**Source data:**
== Segment start ==

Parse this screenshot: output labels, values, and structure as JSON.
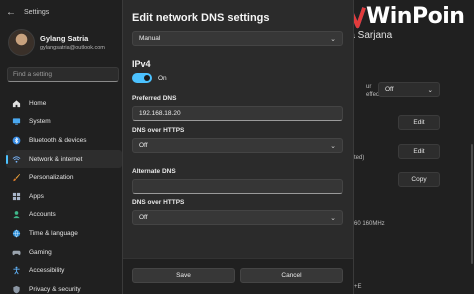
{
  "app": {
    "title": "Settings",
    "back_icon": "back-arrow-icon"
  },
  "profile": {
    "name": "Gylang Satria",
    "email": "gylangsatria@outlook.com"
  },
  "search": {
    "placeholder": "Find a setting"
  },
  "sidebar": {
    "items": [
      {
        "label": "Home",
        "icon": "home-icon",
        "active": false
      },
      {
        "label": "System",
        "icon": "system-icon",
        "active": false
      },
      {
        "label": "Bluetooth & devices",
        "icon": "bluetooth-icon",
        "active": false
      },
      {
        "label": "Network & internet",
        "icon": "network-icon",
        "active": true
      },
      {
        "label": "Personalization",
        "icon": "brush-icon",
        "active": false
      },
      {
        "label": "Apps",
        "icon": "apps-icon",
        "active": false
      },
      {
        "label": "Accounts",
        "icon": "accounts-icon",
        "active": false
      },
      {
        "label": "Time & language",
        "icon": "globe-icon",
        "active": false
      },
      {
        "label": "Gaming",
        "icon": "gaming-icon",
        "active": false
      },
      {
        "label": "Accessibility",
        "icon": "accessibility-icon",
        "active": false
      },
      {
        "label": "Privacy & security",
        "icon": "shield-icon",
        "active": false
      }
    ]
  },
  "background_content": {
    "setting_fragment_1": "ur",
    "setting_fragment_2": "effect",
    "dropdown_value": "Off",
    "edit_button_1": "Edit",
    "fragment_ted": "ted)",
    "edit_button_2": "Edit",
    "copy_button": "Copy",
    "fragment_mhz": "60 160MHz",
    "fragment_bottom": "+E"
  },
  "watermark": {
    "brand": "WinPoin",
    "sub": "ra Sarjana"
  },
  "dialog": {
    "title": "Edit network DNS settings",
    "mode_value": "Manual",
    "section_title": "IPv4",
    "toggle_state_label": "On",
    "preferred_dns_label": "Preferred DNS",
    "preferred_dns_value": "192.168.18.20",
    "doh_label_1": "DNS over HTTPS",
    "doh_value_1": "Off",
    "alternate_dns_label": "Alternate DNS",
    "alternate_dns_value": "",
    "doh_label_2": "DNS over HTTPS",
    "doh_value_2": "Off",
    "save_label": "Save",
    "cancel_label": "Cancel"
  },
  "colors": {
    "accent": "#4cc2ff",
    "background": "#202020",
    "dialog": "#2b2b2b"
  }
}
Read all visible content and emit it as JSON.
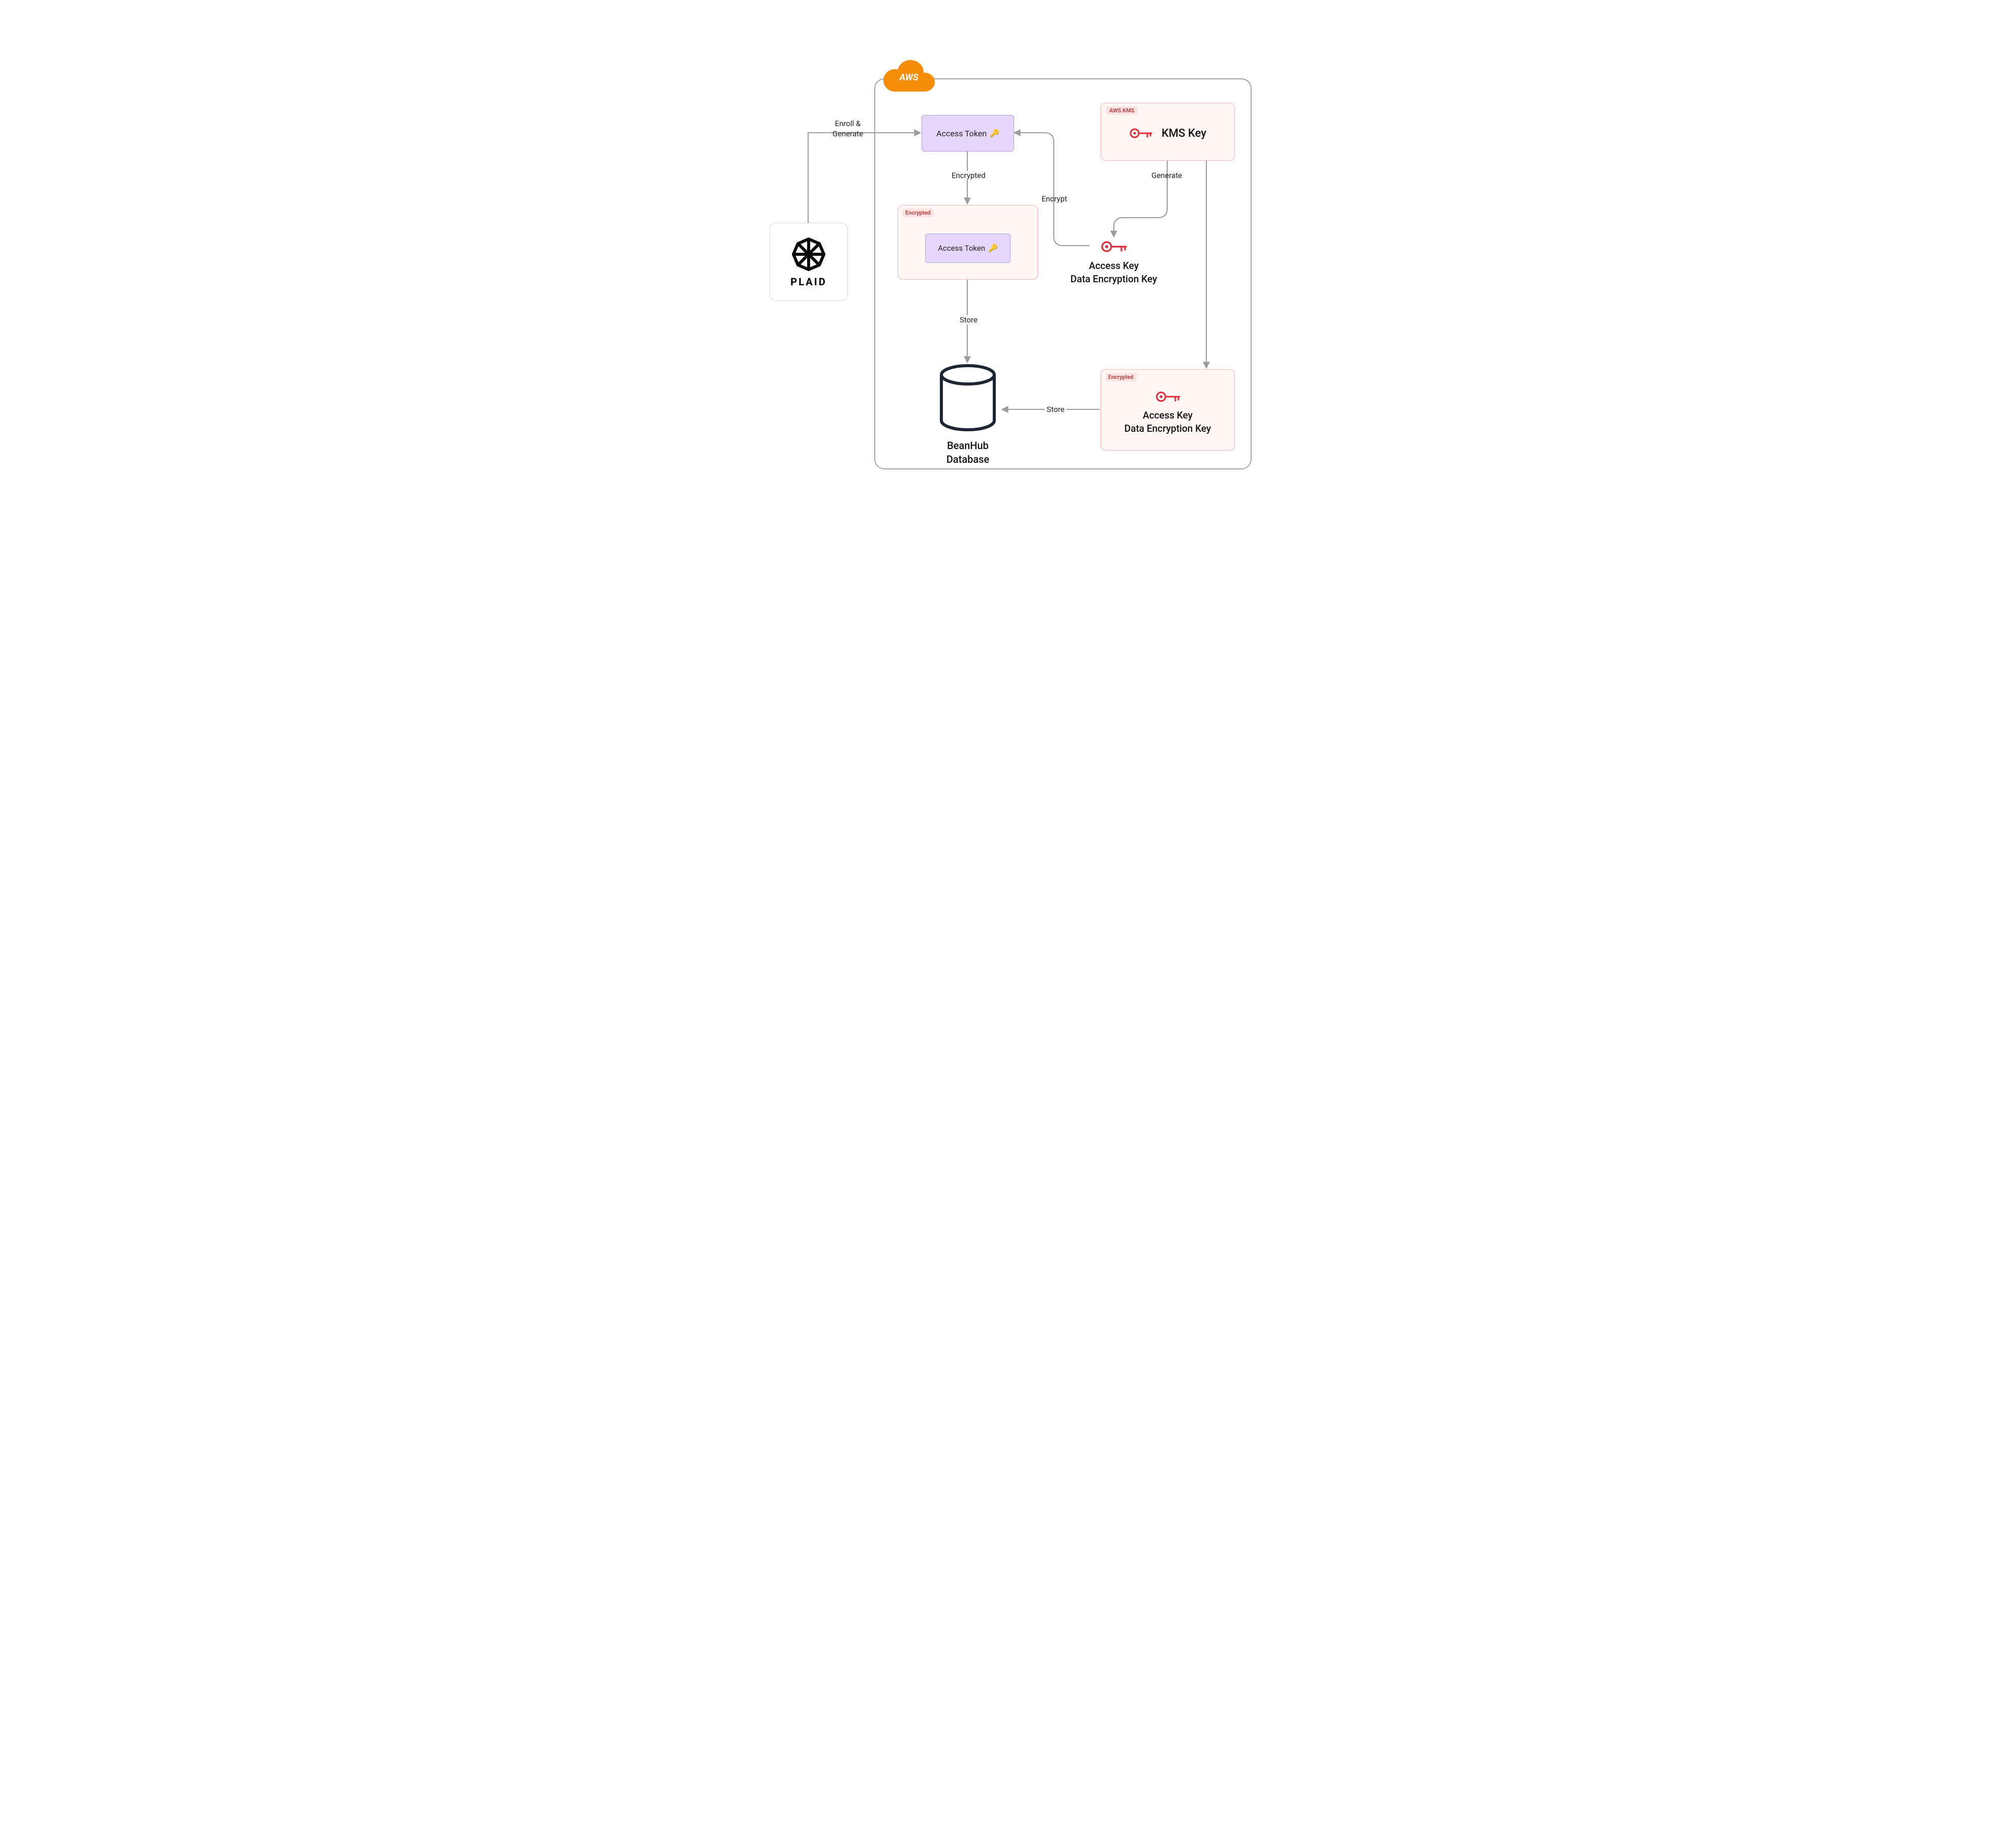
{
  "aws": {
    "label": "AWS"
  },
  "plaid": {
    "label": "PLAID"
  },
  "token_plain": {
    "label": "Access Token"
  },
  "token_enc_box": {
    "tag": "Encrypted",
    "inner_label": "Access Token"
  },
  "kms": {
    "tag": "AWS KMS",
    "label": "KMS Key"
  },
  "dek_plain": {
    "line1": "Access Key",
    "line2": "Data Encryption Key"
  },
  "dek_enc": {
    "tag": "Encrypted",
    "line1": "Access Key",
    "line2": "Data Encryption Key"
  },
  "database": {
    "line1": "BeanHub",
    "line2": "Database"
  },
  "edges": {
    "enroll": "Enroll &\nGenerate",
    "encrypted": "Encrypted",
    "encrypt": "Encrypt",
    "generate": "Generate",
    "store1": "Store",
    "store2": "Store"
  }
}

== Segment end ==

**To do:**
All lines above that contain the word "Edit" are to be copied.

**Task solution:**
    "edit_button_1": "Edit",
    "edit_button_2": "Edit",
    "title": "Edit network DNS settings",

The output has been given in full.